We were on our family holiday we’d take every July and August. Our uncle Paul always met up with us in his holiday trailer too. Since he had fly fished back in his prime and gained somewhat of a legendary fishing status amongst the Tchir family, I saw meeting up with him as a huge advantage for me. Questionable techniques like blow torching my leader to my fly line and proclaiming that a #7 Royal Coachman was the best fly, made me come to the realization now that he hadn’t cast a fly since the early 1980’s. At the time however, I viewed these practices as secret techniques that may give me an edge over other fishermen. This is the first time I have gone public with the blow torch leader to fly line connection technique. Just a warning: it makes a good floating line into a sink tip.

Eggs n' BaconThe next morning we got up early and it was going to be my first fly fishing trip with my uncle. We walked down to the river after having a man’s breakfast: likely half a pound of bacon each. He said the casting takes it out of you after a while so I’d need the energy. We approached a nice looking holding spot for trout. I knew how to read water pretty good from the last couple years I had spin-fished the same river, so this spot had trout written all over it. The water was fairly high at the time, but clear with lots of visibility. There was a nice seam along the bank we were standing by, much like the seams that Don and Grant had fished on SFOTF with dry flies to rising trout the size of my arm. I’m going set the record straight, I have never had a good attention span so the only knowledge I had retained from the book I was reading on fly fishing was that dry flies float and wet flies sink. I tied on a fly from my kit that looked like a bug that would float, now that I think back, it was definitely a wet fly. I tossed a terrible roll cast/baseball throw up into the seam where the trout had been rising and my fly sunk below the surface.

Andy and Trev in '04“Strange,” I thought to myself. Uncle Paul showed me a technique on how to float your fly proclaiming that on TV they use chemicals and sprays to get their flies to float. He was, however going to show me the “all-natural”, Mother Nature’s way to keep it floating. He dug his finger into his ear and rubbed some ear wax on my fly. This floated it for about half a drift and then it sank again. We kept repeating this procedure until we ran out of wax. Giving up, we headed back to camp.

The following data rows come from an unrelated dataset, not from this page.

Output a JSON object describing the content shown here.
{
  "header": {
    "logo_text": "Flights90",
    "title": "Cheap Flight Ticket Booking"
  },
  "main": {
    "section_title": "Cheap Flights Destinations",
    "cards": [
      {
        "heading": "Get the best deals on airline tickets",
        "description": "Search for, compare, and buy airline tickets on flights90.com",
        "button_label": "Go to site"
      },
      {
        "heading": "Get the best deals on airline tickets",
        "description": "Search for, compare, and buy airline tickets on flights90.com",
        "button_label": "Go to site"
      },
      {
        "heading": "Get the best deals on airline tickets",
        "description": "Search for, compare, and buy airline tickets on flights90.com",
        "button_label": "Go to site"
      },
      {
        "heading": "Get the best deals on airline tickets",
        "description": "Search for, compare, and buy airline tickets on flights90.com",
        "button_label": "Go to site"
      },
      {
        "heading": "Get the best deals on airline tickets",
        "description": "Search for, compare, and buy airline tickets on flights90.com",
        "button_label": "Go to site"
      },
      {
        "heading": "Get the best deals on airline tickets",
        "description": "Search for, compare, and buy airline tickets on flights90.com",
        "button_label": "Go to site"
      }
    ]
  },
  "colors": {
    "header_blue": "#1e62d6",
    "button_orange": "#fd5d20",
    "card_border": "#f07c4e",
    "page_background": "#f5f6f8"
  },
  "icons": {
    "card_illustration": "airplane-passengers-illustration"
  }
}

I thought about that rising trout all day long back at camp and during the hike we went on. Dad told me that he could go down to the river with me later. I tied on a different fly, and it too was sinking. Being exclusively a spin-fisherman at the time, my dad said it was a no-brainer on how we would get my fly to float. He reached into his backpack, put something on my fly and told me to keep casting. That whole night I drifted a floating garlic marshmallow through that seam. Guess it wasn’t quite matching the hatch.

PumpkinseedIt took me over a year of fly fishing before I caught my first fish on the fly. It was a pumpkinseed that came out of Christina Lake, BC on a small brown wet fly. With my Browning 8/9 weight rod, I was ready for any situation that would come my way that summer (including some 5 inch trout I slapped silly setting the hook with that thing).

Now that I think back about all of these memories of learning how to fly fish, I have a good chuckle with friends and family. Although I will likely start my kids off with a slightly better rod to make casting easier and make them clean their ears before they go fishing, I wouldn’t trade the memories and laughs I have from learning the sport of fly fishing the “Tchir way” for anything in the world.

Andy Tchir, WesternSportfishing.ca

Written by: Andy Tchir